# Collected data entries
>>>

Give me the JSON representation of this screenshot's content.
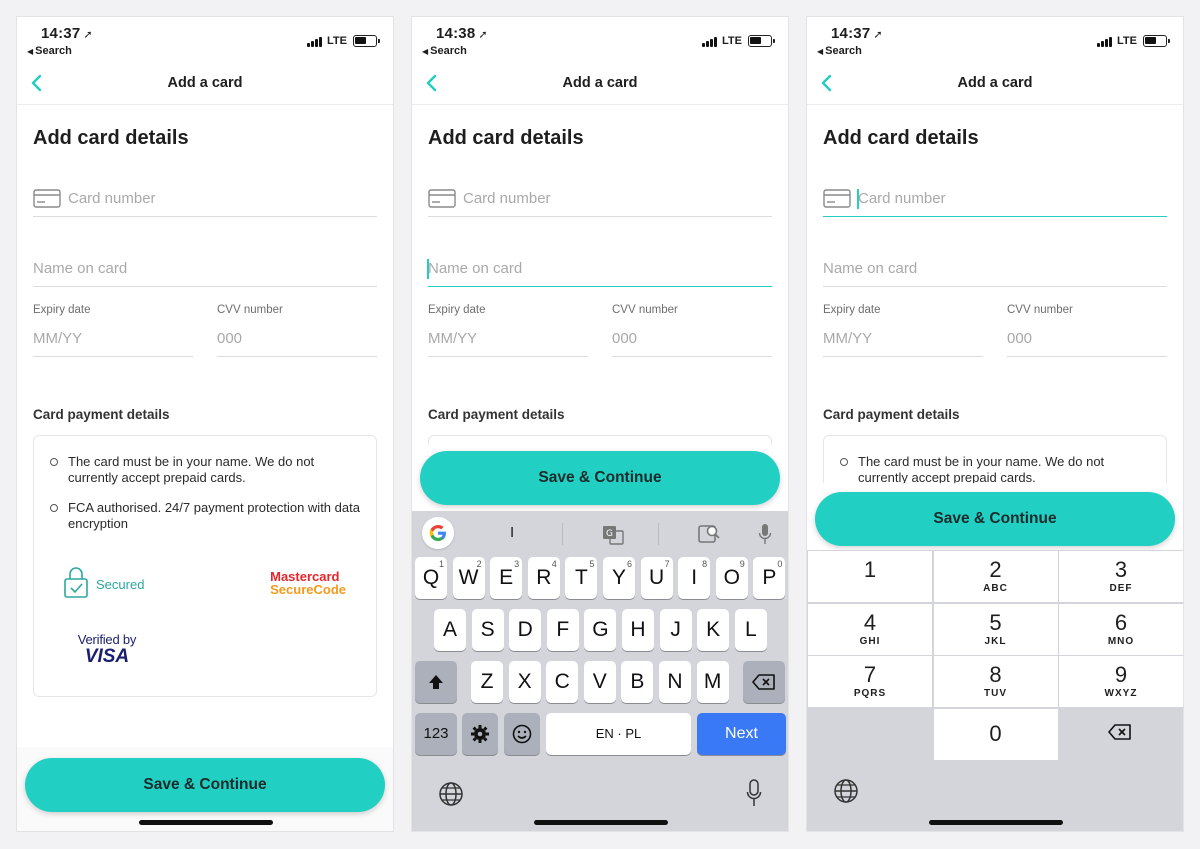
{
  "screens": [
    {
      "time": "14:37",
      "back_app": "Search",
      "carrier": "LTE",
      "title": "Add a card",
      "active_field": "none"
    },
    {
      "time": "14:38",
      "back_app": "Search",
      "carrier": "LTE",
      "title": "Add a card",
      "active_field": "name"
    },
    {
      "time": "14:37",
      "back_app": "Search",
      "carrier": "LTE",
      "title": "Add a card",
      "active_field": "card_number"
    }
  ],
  "form": {
    "heading": "Add card details",
    "card_number_placeholder": "Card number",
    "name_placeholder": "Name on card",
    "expiry_label": "Expiry date",
    "expiry_placeholder": "MM/YY",
    "cvv_label": "CVV number",
    "cvv_placeholder": "000",
    "section_label": "Card payment details"
  },
  "info": {
    "line1": "The card must be in your name. We do not currently accept prepaid cards.",
    "line2": "FCA authorised. 24/7 payment protection with data encryption",
    "secured": "Secured",
    "mastercard_l1": "Mastercard",
    "mastercard_l2": "SecureCode",
    "visa_l1": "Verified by",
    "visa_l2": "VISA"
  },
  "cta": "Save & Continue",
  "keyboard": {
    "suggestion": "I",
    "row1": [
      "Q",
      "W",
      "E",
      "R",
      "T",
      "Y",
      "U",
      "I",
      "O",
      "P"
    ],
    "row1_hints": [
      "1",
      "2",
      "3",
      "4",
      "5",
      "6",
      "7",
      "8",
      "9",
      "0"
    ],
    "row2": [
      "A",
      "S",
      "D",
      "F",
      "G",
      "H",
      "J",
      "K",
      "L"
    ],
    "row3": [
      "Z",
      "X",
      "C",
      "V",
      "B",
      "N",
      "M"
    ],
    "numbers_key": "123",
    "space_label": "EN · PL",
    "return_label": "Next"
  },
  "numpad": [
    {
      "digit": "1",
      "letters": ""
    },
    {
      "digit": "2",
      "letters": "ABC"
    },
    {
      "digit": "3",
      "letters": "DEF"
    },
    {
      "digit": "4",
      "letters": "GHI"
    },
    {
      "digit": "5",
      "letters": "JKL"
    },
    {
      "digit": "6",
      "letters": "MNO"
    },
    {
      "digit": "7",
      "letters": "PQRS"
    },
    {
      "digit": "8",
      "letters": "TUV"
    },
    {
      "digit": "9",
      "letters": "WXYZ"
    },
    {
      "digit": "0",
      "letters": ""
    }
  ],
  "colors": {
    "accent": "#21d0c3",
    "next_key": "#3a79f5",
    "keyboard_bg": "#d3d5db"
  }
}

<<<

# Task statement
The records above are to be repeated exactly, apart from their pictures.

# Answer to this task
Give me the JSON representation of this screenshot's content.
{
  "screens": [
    {
      "time": "14:37",
      "back_app": "Search",
      "carrier": "LTE",
      "title": "Add a card",
      "active_field": "none"
    },
    {
      "time": "14:38",
      "back_app": "Search",
      "carrier": "LTE",
      "title": "Add a card",
      "active_field": "name"
    },
    {
      "time": "14:37",
      "back_app": "Search",
      "carrier": "LTE",
      "title": "Add a card",
      "active_field": "card_number"
    }
  ],
  "form": {
    "heading": "Add card details",
    "card_number_placeholder": "Card number",
    "name_placeholder": "Name on card",
    "expiry_label": "Expiry date",
    "expiry_placeholder": "MM/YY",
    "cvv_label": "CVV number",
    "cvv_placeholder": "000",
    "section_label": "Card payment details"
  },
  "info": {
    "line1": "The card must be in your name. We do not currently accept prepaid cards.",
    "line2": "FCA authorised. 24/7 payment protection with data encryption",
    "secured": "Secured",
    "mastercard_l1": "Mastercard",
    "mastercard_l2": "SecureCode",
    "visa_l1": "Verified by",
    "visa_l2": "VISA"
  },
  "cta": "Save & Continue",
  "keyboard": {
    "suggestion": "I",
    "row1": [
      "Q",
      "W",
      "E",
      "R",
      "T",
      "Y",
      "U",
      "I",
      "O",
      "P"
    ],
    "row1_hints": [
      "1",
      "2",
      "3",
      "4",
      "5",
      "6",
      "7",
      "8",
      "9",
      "0"
    ],
    "row2": [
      "A",
      "S",
      "D",
      "F",
      "G",
      "H",
      "J",
      "K",
      "L"
    ],
    "row3": [
      "Z",
      "X",
      "C",
      "V",
      "B",
      "N",
      "M"
    ],
    "numbers_key": "123",
    "space_label": "EN · PL",
    "return_label": "Next"
  },
  "numpad": [
    {
      "digit": "1",
      "letters": ""
    },
    {
      "digit": "2",
      "letters": "ABC"
    },
    {
      "digit": "3",
      "letters": "DEF"
    },
    {
      "digit": "4",
      "letters": "GHI"
    },
    {
      "digit": "5",
      "letters": "JKL"
    },
    {
      "digit": "6",
      "letters": "MNO"
    },
    {
      "digit": "7",
      "letters": "PQRS"
    },
    {
      "digit": "8",
      "letters": "TUV"
    },
    {
      "digit": "9",
      "letters": "WXYZ"
    },
    {
      "digit": "0",
      "letters": ""
    }
  ],
  "colors": {
    "accent": "#21d0c3",
    "next_key": "#3a79f5",
    "keyboard_bg": "#d3d5db"
  }
}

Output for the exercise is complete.